Pleating Issei’s model is rather effortless. At least he don’t introduce ultra impossible fold and sinks!
The simple pleats
Sometimes it is very satisfying while folding the model half way. By itself is already looks like an art piece.
The Unfinished Art
As the model takes shape, I then start to realise that the pearl paper is too heavy and may have problem making the model to stand on its own.
The ‘overweight’ wild boar
After the the shaping, my fear has been proven. Upon analysing the whole model, I concluded folding with CMC will definately able to hold the model up. But for this pearl paper, it will not be able to soak in the CMC. So the alternative is to apply double sided tape instead. (This is not consider cheating as the model is still folded with one uncut square paper)
The Wild Boar – designed by Issei Yoshino
I have done some fine tuning to the folding of the tusk and the hind legs. Not to mention the coil on the tail too….
A close up on the head details
A view from the rear
Continue to where I left it, another 33 steps later, the model still looks very far from finish…
After all the sinks and collapse…
Not until a 100 steps later, you finally see the body, wings and feet….
Ancient Dragon…. starts to take shape
By step 264, the model is almost complete, just need to be shaped properly.

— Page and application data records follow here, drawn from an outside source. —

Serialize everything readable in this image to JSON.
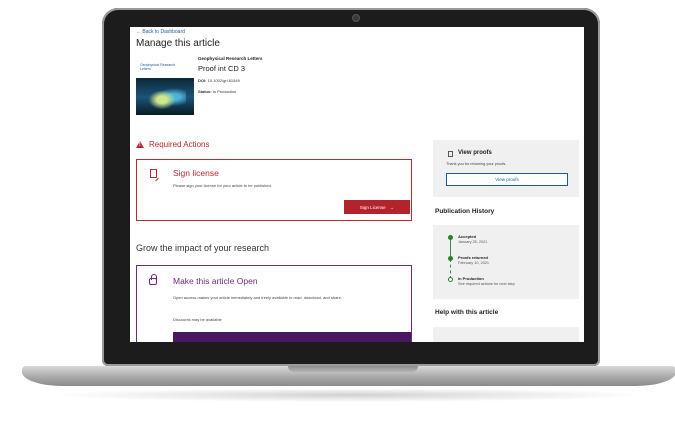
{
  "nav": {
    "back_label": "← Back to Dashboard"
  },
  "article": {
    "page_title": "Manage this article",
    "cover_label": "Geophysical Research Letters",
    "journal": "Geophysical Research Letters",
    "title": "Proof int CD 3",
    "doi_label": "DOI:",
    "doi_value": "10.1002/grl.61549",
    "status_label": "Status:",
    "status_value": "In Production"
  },
  "required_actions": {
    "heading": "Required Actions",
    "sign_license": {
      "title": "Sign license",
      "description": "Please sign your license for your article to be published.",
      "button_label": "Sign License",
      "button_arrow": "→"
    }
  },
  "grow": {
    "heading": "Grow the impact of your research",
    "open_access": {
      "title": "Make this article Open",
      "description": "Open access makes your article immediately and freely available to read, download, and share.",
      "discount": "Discounts may be available"
    }
  },
  "view_proofs": {
    "title": "View proofs",
    "description": "Thank you for returning your proofs.",
    "button_label": "View proofs"
  },
  "publication_history": {
    "heading": "Publication History",
    "events": [
      {
        "title": "Accepted",
        "date": "January 25, 2021"
      },
      {
        "title": "Proofs returned",
        "date": "February 10, 2021"
      },
      {
        "title": "In Production",
        "date": "See required actions for next step"
      }
    ]
  },
  "help": {
    "heading": "Help with this article"
  },
  "colors": {
    "required": "#c0272d",
    "open_access": "#6b2a7a",
    "link": "#1a5b9a",
    "timeline": "#2e7d32"
  }
}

But the paper I used is way too thin and soft, such that the shaping does not stay in position. I have to bring in the pegs to hold it is shape….

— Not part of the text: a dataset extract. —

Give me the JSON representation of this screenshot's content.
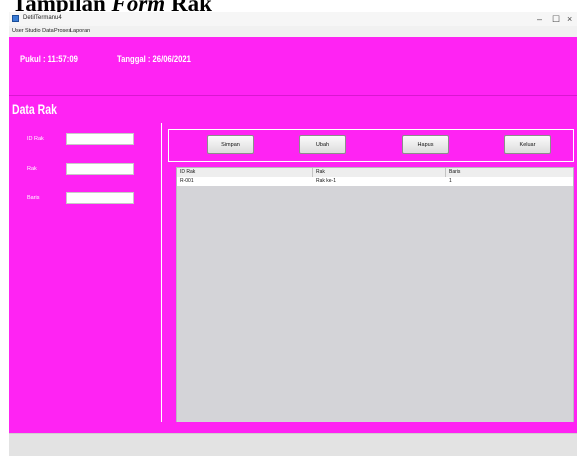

Ancient Dragon…. almost there
Now the last step will be the shaping… and I know this is not gonna to be easy and will take some time….
If you look closely, there are many fine detail in folding the Minotaur. For intance, the simple reverse folding of a patel fold forms a pretty neat hoof of the Minotaur.
Nice little hoof on the Minotaur
After folding down the arms, it looks more like a bird with a pair of horns.
Minotaur – before shaping
Now come the shaping. Using Kraft paper does give you the solid structure for the model, but it is hell when come to shaping. Need to hold it in position with cloth pegs over night. The whole model look like an injured bird under operation.
Minotaur under ‘operation’
Finally completed the shaping of the bull head. Really have to take my hat off for the details designed into the folding of the head.
Close up on the detailed head
This model was designed to have a pair of very strong arm, but the legs are pretty soft and weak. It took me quite some time to ‘stand’ the model up for this proper photo shot.
Minotaur – Standing Position
Finally I give up. As the model keeps toppling forward, I found that putting it in a push-up position is more convenient.
Minotaur – Pushup Position
Satoshi has created numerous models of Greek Mythological creature, and the Minotaur is one of them. The original Minotaur suppose to spot a human body with a bull head, but many artist has humanized it except for the legs, which still ends with a hoof. This the same as the Minotaur model created by Satoshi.
I have use a thicker Kraft paper to fold this model, thinking that the model need a strong paper to hold up the final structure. After the first 80 steps of creasing and folding and collapsing, this is what you should get…
The unadventurous first 80 steps…
If you did not see the final diagram, by step 114, you might think you are folding a bird….
Front view of step 114
Rear view of Step 114